Career Technical Education (CTE) and High School Articulation: Earn College Credit for High School Courses
What is Articulation?
In partnership with local high schools, FLC helps connect high school students to college Career and Technical Education (CTE) programs to give students a head start on college and careers.
By developing high-demand career skills, students are given a competitive edge and are likely to be more successful members of the workforce. Rigorous CTE programs also provide college prep students with opportunities to apply academic content in real-world applications. Articulation is the alignment and comparability of coursework between two levels of education, such as high school and community college. It is established through discipline specific faculty-to-faculty collaboration. For example, FLC Fire Technology instructors meet with their high school counterparts to confirm that concepts and skills being taught in the high school Fire Technology courses are comparable to those of the college. Once the determination is made that the coursework is sufficiently similar, formal articulation agreements can be established.
Articulation Benefits - A Win-Win
Students earn a head start on college and their careers, saving time and money by skipping redundant coursework in which they have already demonstrated mastery.
CTE faculty collaborate, share resources, conduct joint advisories, and update and align curriculum, which provide students with relevant career skills and a smooth transition to post-secondary and career success.
High schools are better able to attract, motivate, and retain students in articulated Career Pathway courses when they offer opportunities for advanced placement in college courses for credit.
How CTE Impacts the Economy
The Role of Career Technical Education (CTE) in the community college system is important for our economy. In a recent report by the Workforce Alliance, data shows that middle-skill jobs - those that require post-secondary certificates or Associates degrees - make up 49% of California jobs. Middle-skill jobs refer to highly-skilled technical workers with several years of training and on-the-job experience in industries such as healthcare, green technology, transportation and public service. CTE programs can provide a large portion of those credentials and ensure that California's workforce is prepared to fill the needs of business and industry.
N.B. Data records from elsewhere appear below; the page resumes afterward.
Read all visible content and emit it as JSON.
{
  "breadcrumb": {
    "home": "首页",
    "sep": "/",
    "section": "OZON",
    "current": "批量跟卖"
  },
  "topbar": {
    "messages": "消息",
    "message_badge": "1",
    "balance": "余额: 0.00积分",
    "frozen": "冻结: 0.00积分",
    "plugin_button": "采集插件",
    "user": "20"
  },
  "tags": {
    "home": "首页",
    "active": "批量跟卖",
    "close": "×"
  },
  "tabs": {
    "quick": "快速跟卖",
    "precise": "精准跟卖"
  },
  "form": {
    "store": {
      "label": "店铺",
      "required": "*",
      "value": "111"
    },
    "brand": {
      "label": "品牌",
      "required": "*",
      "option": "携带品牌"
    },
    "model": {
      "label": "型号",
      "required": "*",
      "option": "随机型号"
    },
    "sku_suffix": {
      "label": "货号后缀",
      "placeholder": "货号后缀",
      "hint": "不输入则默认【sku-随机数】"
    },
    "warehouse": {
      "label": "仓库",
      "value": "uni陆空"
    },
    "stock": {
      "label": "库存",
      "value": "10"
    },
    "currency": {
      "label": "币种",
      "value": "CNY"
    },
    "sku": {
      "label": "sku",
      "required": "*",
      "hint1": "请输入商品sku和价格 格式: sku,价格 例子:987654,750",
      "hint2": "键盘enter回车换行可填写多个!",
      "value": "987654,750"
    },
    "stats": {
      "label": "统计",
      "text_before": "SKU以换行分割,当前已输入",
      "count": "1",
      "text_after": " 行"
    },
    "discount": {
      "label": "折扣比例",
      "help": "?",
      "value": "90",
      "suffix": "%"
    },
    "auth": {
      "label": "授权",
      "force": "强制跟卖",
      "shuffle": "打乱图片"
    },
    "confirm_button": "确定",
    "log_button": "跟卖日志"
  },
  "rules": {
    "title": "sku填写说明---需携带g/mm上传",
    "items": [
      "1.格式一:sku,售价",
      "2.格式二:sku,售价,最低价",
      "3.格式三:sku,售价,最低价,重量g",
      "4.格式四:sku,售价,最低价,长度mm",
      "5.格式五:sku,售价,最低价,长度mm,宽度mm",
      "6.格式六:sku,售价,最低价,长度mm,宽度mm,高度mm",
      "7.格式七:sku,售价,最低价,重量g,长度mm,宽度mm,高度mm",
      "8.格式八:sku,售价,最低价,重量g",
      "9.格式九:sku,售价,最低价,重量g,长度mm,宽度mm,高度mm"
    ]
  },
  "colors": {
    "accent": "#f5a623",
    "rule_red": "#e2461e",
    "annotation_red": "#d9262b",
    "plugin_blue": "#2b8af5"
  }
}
Folsom Lake College maintains Career Technical articulation agreements with High Schools, Regional Occupation Programs (ROP), and other educational organizations.
For more information about the Folsom Lake College High School Articulation Program, please contact: CTE Transitions Coordinator, Amy Jonesjonesa@flc.losrios.edu